§ WHAT IS BEING ASKED
Write out the data that follows. Keep every character unchanged.

§ SUPPLIED ENTRIES
------------------------

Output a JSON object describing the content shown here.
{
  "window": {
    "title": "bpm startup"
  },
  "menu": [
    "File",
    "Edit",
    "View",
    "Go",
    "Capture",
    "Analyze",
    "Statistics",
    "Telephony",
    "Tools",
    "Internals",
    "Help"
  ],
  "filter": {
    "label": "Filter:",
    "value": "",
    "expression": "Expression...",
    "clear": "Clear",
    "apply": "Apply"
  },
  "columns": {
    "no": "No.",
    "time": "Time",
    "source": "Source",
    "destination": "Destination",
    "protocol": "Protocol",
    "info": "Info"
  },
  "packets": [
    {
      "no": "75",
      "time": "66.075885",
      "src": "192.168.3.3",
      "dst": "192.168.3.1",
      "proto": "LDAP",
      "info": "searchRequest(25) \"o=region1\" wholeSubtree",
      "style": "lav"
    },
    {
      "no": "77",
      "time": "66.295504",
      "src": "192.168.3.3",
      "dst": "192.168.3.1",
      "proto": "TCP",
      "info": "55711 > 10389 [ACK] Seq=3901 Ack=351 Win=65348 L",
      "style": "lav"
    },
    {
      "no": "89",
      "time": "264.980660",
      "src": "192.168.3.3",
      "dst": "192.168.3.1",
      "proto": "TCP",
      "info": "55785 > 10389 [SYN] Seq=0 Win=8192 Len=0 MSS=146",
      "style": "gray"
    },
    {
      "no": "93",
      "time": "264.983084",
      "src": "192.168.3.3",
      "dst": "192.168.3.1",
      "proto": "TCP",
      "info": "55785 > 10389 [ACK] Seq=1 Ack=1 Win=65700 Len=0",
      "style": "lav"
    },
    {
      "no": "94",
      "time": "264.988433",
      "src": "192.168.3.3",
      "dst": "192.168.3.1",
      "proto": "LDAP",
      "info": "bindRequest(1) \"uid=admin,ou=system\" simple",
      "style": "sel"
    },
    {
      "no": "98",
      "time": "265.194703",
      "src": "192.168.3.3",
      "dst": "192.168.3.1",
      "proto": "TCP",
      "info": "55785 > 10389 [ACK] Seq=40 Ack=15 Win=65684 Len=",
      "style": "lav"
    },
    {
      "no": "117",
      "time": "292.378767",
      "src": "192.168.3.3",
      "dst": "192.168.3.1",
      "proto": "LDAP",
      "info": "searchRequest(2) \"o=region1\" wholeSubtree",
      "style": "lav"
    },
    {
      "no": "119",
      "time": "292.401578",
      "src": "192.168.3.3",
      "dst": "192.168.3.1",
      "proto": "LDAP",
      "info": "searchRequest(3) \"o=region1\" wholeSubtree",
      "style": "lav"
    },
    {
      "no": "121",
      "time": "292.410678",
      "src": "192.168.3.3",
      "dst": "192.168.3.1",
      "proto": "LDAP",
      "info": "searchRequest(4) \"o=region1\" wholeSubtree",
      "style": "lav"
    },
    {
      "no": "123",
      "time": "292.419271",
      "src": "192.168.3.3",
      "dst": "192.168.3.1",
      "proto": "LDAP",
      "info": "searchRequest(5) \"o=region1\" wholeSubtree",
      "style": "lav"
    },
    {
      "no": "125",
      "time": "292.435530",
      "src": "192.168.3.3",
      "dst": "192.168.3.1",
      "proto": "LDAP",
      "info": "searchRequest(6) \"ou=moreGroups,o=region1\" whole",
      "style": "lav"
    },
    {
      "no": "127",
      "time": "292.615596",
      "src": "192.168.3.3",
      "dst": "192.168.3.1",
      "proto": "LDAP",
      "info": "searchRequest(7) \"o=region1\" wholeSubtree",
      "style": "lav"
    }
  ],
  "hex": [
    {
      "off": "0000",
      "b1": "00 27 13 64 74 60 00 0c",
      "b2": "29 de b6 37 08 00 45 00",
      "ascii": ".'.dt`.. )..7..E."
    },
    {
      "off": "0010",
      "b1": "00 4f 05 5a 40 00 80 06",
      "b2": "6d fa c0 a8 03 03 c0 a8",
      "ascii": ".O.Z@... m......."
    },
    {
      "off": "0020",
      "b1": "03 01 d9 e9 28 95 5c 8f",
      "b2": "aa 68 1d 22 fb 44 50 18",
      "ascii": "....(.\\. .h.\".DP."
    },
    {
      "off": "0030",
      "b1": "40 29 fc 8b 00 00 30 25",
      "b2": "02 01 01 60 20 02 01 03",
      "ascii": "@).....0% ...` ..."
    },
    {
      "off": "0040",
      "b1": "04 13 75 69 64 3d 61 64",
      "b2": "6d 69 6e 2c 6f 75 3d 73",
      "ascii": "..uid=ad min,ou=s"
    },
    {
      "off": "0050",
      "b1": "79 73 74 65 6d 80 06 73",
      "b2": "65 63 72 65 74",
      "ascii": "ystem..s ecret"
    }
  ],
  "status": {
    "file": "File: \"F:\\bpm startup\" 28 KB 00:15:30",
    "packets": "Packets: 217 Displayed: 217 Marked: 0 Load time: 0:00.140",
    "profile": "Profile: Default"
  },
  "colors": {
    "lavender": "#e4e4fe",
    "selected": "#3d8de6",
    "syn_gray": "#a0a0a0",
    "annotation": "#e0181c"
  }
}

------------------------

§ THE COMPLETED TASK
Output a JSON object describing the content shown here.
{
  "window": {
    "title": "bpm startup"
  },
  "menu": [
    "File",
    "Edit",
    "View",
    "Go",
    "Capture",
    "Analyze",
    "Statistics",
    "Telephony",
    "Tools",
    "Internals",
    "Help"
  ],
  "filter": {
    "label": "Filter:",
    "value": "",
    "expression": "Expression...",
    "clear": "Clear",
    "apply": "Apply"
  },
  "columns": {
    "no": "No.",
    "time": "Time",
    "source": "Source",
    "destination": "Destination",
    "protocol": "Protocol",
    "info": "Info"
  },
  "packets": [
    {
      "no": "75",
      "time": "66.075885",
      "src": "192.168.3.3",
      "dst": "192.168.3.1",
      "proto": "LDAP",
      "info": "searchRequest(25) \"o=region1\" wholeSubtree",
      "style": "lav"
    },
    {
      "no": "77",
      "time": "66.295504",
      "src": "192.168.3.3",
      "dst": "192.168.3.1",
      "proto": "TCP",
      "info": "55711 > 10389 [ACK] Seq=3901 Ack=351 Win=65348 L",
      "style": "lav"
    },
    {
      "no": "89",
      "time": "264.980660",
      "src": "192.168.3.3",
      "dst": "192.168.3.1",
      "proto": "TCP",
      "info": "55785 > 10389 [SYN] Seq=0 Win=8192 Len=0 MSS=146",
      "style": "gray"
    },
    {
      "no": "93",
      "time": "264.983084",
      "src": "192.168.3.3",
      "dst": "192.168.3.1",
      "proto": "TCP",
      "info": "55785 > 10389 [ACK] Seq=1 Ack=1 Win=65700 Len=0",
      "style": "lav"
    },
    {
      "no": "94",
      "time": "264.988433",
      "src": "192.168.3.3",
      "dst": "192.168.3.1",
      "proto": "LDAP",
      "info": "bindRequest(1) \"uid=admin,ou=system\" simple",
      "style": "sel"
    },
    {
      "no": "98",
      "time": "265.194703",
      "src": "192.168.3.3",
      "dst": "192.168.3.1",
      "proto": "TCP",
      "info": "55785 > 10389 [ACK] Seq=40 Ack=15 Win=65684 Len=",
      "style": "lav"
    },
    {
      "no": "117",
      "time": "292.378767",
      "src": "192.168.3.3",
      "dst": "192.168.3.1",
      "proto": "LDAP",
      "info": "searchRequest(2) \"o=region1\" wholeSubtree",
      "style": "lav"
    },
    {
      "no": "119",
      "time": "292.401578",
      "src": "192.168.3.3",
      "dst": "192.168.3.1",
      "proto": "LDAP",
      "info": "searchRequest(3) \"o=region1\" wholeSubtree",
      "style": "lav"
    },
    {
      "no": "121",
      "time": "292.410678",
      "src": "192.168.3.3",
      "dst": "192.168.3.1",
      "proto": "LDAP",
      "info": "searchRequest(4) \"o=region1\" wholeSubtree",
      "style": "lav"
    },
    {
      "no": "123",
      "time": "292.419271",
      "src": "192.168.3.3",
      "dst": "192.168.3.1",
      "proto": "LDAP",
      "info": "searchRequest(5) \"o=region1\" wholeSubtree",
      "style": "lav"
    },
    {
      "no": "125",
      "time": "292.435530",
      "src": "192.168.3.3",
      "dst": "192.168.3.1",
      "proto": "LDAP",
      "info": "searchRequest(6) \"ou=moreGroups,o=region1\" whole",
      "style": "lav"
    },
    {
      "no": "127",
      "time": "292.615596",
      "src": "192.168.3.3",
      "dst": "192.168.3.1",
      "proto": "LDAP",
      "info": "searchRequest(7) \"o=region1\" wholeSubtree",
      "style": "lav"
    }
  ],
  "hex": [
    {
      "off": "0000",
      "b1": "00 27 13 64 74 60 00 0c",
      "b2": "29 de b6 37 08 00 45 00",
      "ascii": ".'.dt`.. )..7..E."
    },
    {
      "off": "0010",
      "b1": "00 4f 05 5a 40 00 80 06",
      "b2": "6d fa c0 a8 03 03 c0 a8",
      "ascii": ".O.Z@... m......."
    },
    {
      "off": "0020",
      "b1": "03 01 d9 e9 28 95 5c 8f",
      "b2": "aa 68 1d 22 fb 44 50 18",
      "ascii": "....(.\\. .h.\".DP."
    },
    {
      "off": "0030",
      "b1": "40 29 fc 8b 00 00 30 25",
      "b2": "02 01 01 60 20 02 01 03",
      "ascii": "@).....0% ...` ..."
    },
    {
      "off": "0040",
      "b1": "04 13 75 69 64 3d 61 64",
      "b2": "6d 69 6e 2c 6f 75 3d 73",
      "ascii": "..uid=ad min,ou=s"
    },
    {
      "off": "0050",
      "b1": "79 73 74 65 6d 80 06 73",
      "b2": "65 63 72 65 74",
      "ascii": "ystem..s ecret"
    }
  ],
  "status": {
    "file": "File: \"F:\\bpm startup\" 28 KB 00:15:30",
    "packets": "Packets: 217 Displayed: 217 Marked: 0 Load time: 0:00.140",
    "profile": "Profile: Default"
  },
  "colors": {
    "lavender": "#e4e4fe",
    "selected": "#3d8de6",
    "syn_gray": "#a0a0a0",
    "annotation": "#e0181c"
  }
}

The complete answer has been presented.